Review of available bathtubs and showers suggests that safety was never the major issue in their design. Historically, the development of bathing equipment has been more of chance than conscious design. Institutional equipment has undergone a significant evolution because assisted bathing is very difficult for care-providers. But, the design of common household bathtub/showers has remained virtually unchanged. The earliest known bathtub dates back to the Minoan dynasty in 1700 BC, and its form is almost identical to the bathtub forms that are in use today. The present day bathtubs are much like the Minoan tub, the only difference being they are made of manmade materials and have flowing hot and cold water. Showers are relatively new. The earliest showers were developed for medicinal purposes (e.g. water cure or rain bath) in the early 1800s. Showers became common with the introduction of indoor plumbing. Their design has remained virtually unchanged since the end of the first World War.
There are many problems with the present designs of bathtubs and showers. First, these products are outdated and they fail to meet the physical needs of the aging population. Adaptive fixtures and equipment are "Band-Aid" solution to complex problems not satisfied by conventional showers and tubs. They highlight failures in conventional design and unresolved problems. Grab bars make up for the absence of adequate support and the need for greater physical security in the bath area. Bath mats overcome the danger of the slippery floor surfaces. They reflect the need for safer footing. Bath seats are a reminder of people's inability to stand while bathing. They point the need for alternative ways of bathing. Second, bathtubs and showers are ability-specific products. They conform only to the functional capabilities and physical needs of young, able-bodied individuals, and place considerable physical and mental demands on the elderly, the children and those with disabilities. For example, the positioning of controls and accessories often require standing and a wide range of motion. Bathtubs and showers require good balance when transferring in and out of them. Third, the design of bathtub/showers do not reflect a lifespan perspective. Conceptually, children begin to bathe on their own by the time they are 6 to 7 years old. They continue to do so as grownups until they are about 50-60 years old. Beyond this age, they begin to inherit equipment-related dependence, followed by people-oriented dependence, and finally dependence on both. Bathtubs and showers do not meet the changing needs of people. They are not responsive to adaptation as people's functional capabilities and physical conditions undergo agerelated changes. For example, when unable to stand and bathe, people sit down while bathing.
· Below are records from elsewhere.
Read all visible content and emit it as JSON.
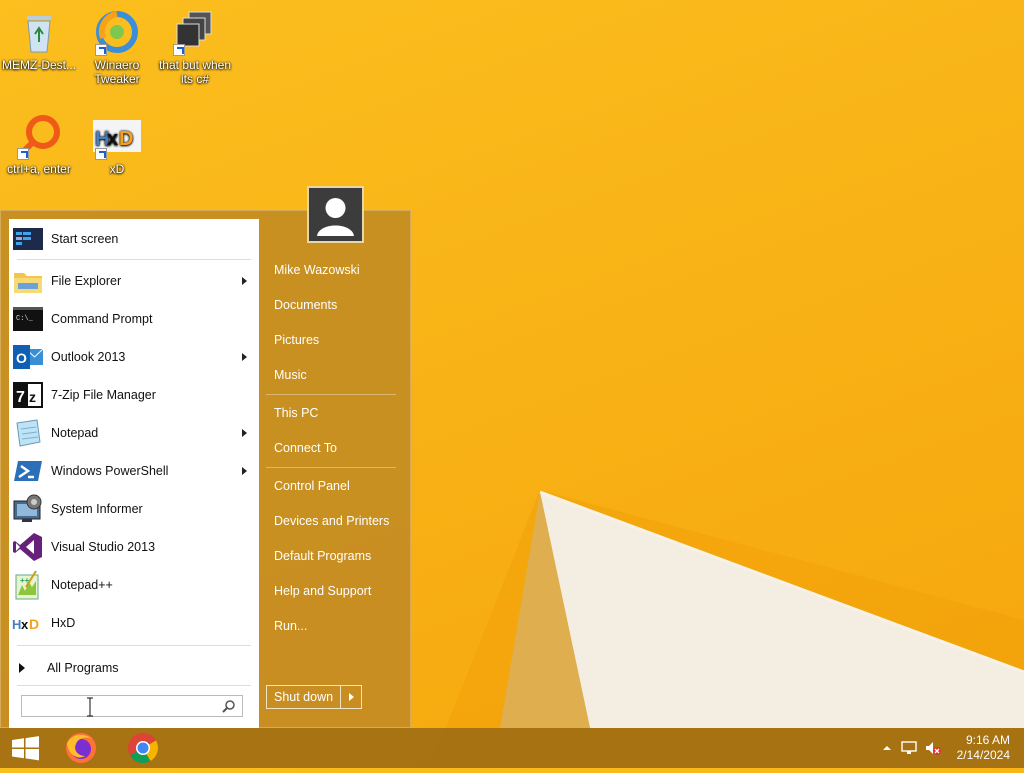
{
  "desktop": {
    "icons": [
      {
        "label": "MEMZ-Dest..."
      },
      {
        "label": "Winaero Tweaker"
      },
      {
        "label": "that but when its c#"
      },
      {
        "label": "ctrl+a, enter"
      },
      {
        "label": "xD"
      }
    ]
  },
  "start_menu": {
    "programs": [
      {
        "label": "Start screen",
        "icon": "start-screen-icon"
      },
      {
        "label": "File Explorer",
        "icon": "folder-icon"
      },
      {
        "label": "Command Prompt",
        "icon": "terminal-icon"
      },
      {
        "label": "Outlook 2013",
        "icon": "outlook-icon"
      },
      {
        "label": "7-Zip File Manager",
        "icon": "7zip-icon"
      },
      {
        "label": "Notepad",
        "icon": "notepad-icon"
      },
      {
        "label": "Windows PowerShell",
        "icon": "powershell-icon"
      },
      {
        "label": "System Informer",
        "icon": "system-informer-icon"
      },
      {
        "label": "Visual Studio 2013",
        "icon": "visual-studio-icon"
      },
      {
        "label": "Notepad++",
        "icon": "notepad-plus-icon"
      },
      {
        "label": "HxD",
        "icon": "hxd-icon"
      }
    ],
    "all_programs": "All Programs",
    "search": {
      "value": "",
      "placeholder": ""
    },
    "right": {
      "user": "Mike Wazowski",
      "documents": "Documents",
      "pictures": "Pictures",
      "music": "Music",
      "this_pc": "This PC",
      "connect_to": "Connect To",
      "control_panel": "Control Panel",
      "devices_printers": "Devices and Printers",
      "default_programs": "Default Programs",
      "help_support": "Help and Support",
      "run": "Run..."
    },
    "shutdown": "Shut down"
  },
  "taskbar": {
    "apps": [
      "firefox-icon",
      "chrome-icon"
    ],
    "clock": {
      "time": "9:16 AM",
      "date": "2/14/2024"
    }
  },
  "colors": {
    "wallpaper": "#f9b316",
    "menu_frame": "#c48c22",
    "taskbar": "#a06e14"
  }
}
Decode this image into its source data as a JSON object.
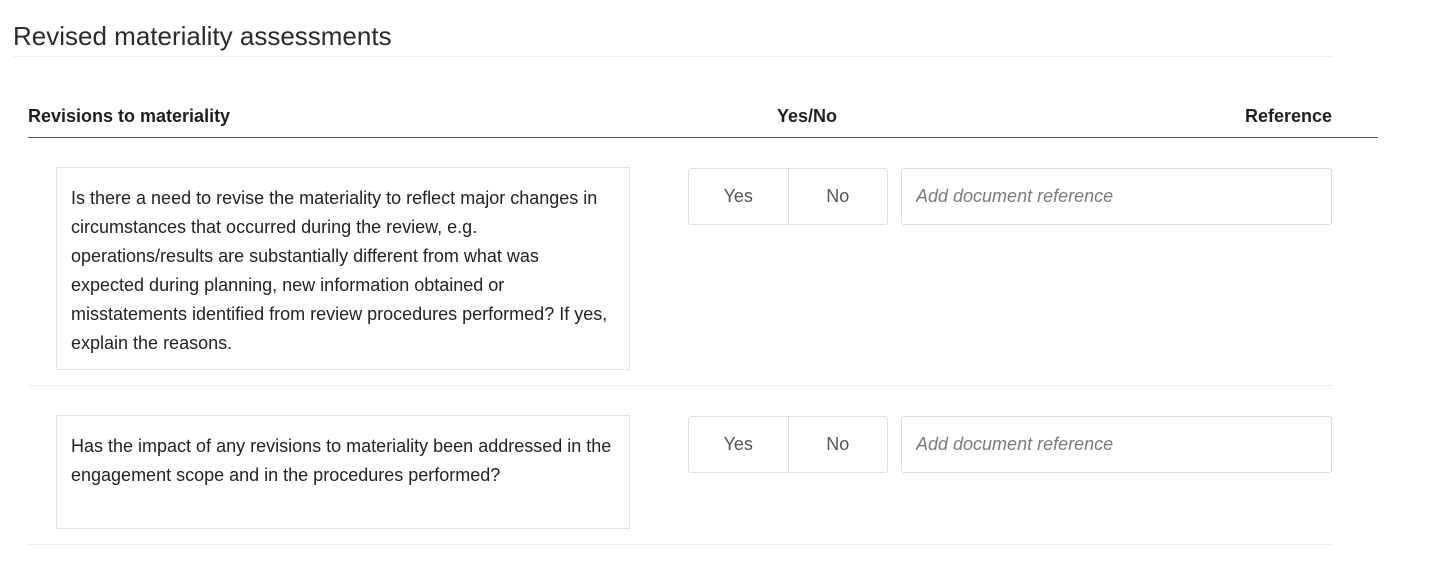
{
  "section": {
    "title": "Revised materiality assessments"
  },
  "table": {
    "headers": {
      "question": "Revisions to materiality",
      "yesno": "Yes/No",
      "reference": "Reference"
    },
    "rows": [
      {
        "question": "Is there a need to revise the materiality to reflect major changes in circumstances that occurred during the review, e.g. operations/results are substantially different from what was expected during planning, new information obtained or misstatements identified from review procedures performed? If yes, explain the reasons.",
        "yes_label": "Yes",
        "no_label": "No",
        "reference_value": "",
        "reference_placeholder": "Add document reference"
      },
      {
        "question": "Has the impact of any revisions to materiality been addressed in the engagement scope and in the procedures performed?",
        "yes_label": "Yes",
        "no_label": "No",
        "reference_value": "",
        "reference_placeholder": "Add document reference"
      }
    ]
  }
}
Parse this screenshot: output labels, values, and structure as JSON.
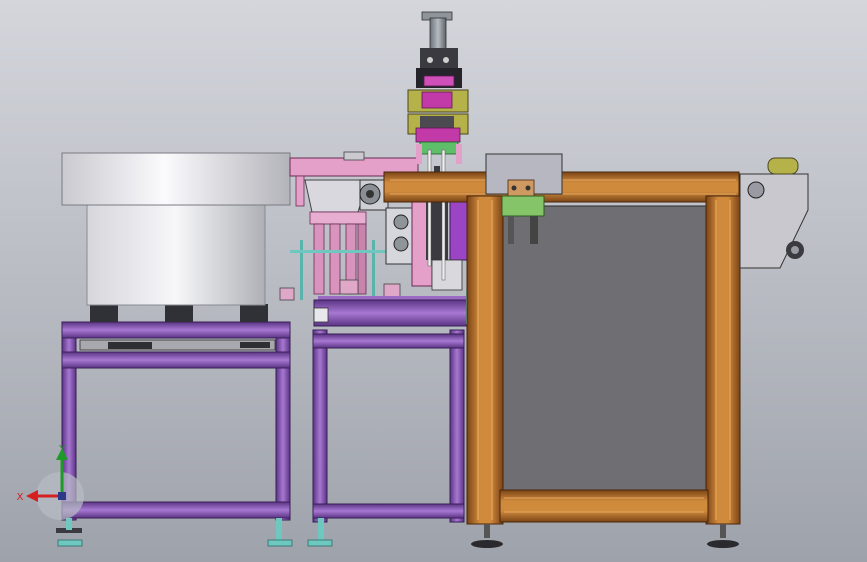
{
  "viewport": {
    "background_top": "#d4d6dc",
    "background_bottom": "#9ea2aa"
  },
  "colors": {
    "frame_purple": "#9b6bc4",
    "frame_purple_dark": "#4b2a6e",
    "frame_orange": "#c3782f",
    "frame_orange_dark": "#6b3a12",
    "panel_gray": "#6f6f73",
    "bowl_light": "#f2f2f4",
    "bowl_shade": "#b8b8be",
    "pink_part": "#e4a0c8",
    "magenta_part": "#c23aa8",
    "olive_part": "#b6b24a",
    "green_part": "#7fbf6a",
    "teal_foot": "#6ec8c0",
    "cylinder_gray": "#9aa0a6",
    "steel_dark": "#333338"
  },
  "triad": {
    "x_label": "X",
    "y_label": "Y",
    "x_color": "#d42020",
    "y_color": "#1f9a2a",
    "origin_icon": "axis-triad-icon"
  }
}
The loss of reach from a person's restricted movement makes controls and accessories inaccessible. Thus for much of their lives, people either bathe in unsafe conditions or they are dependent on assistance.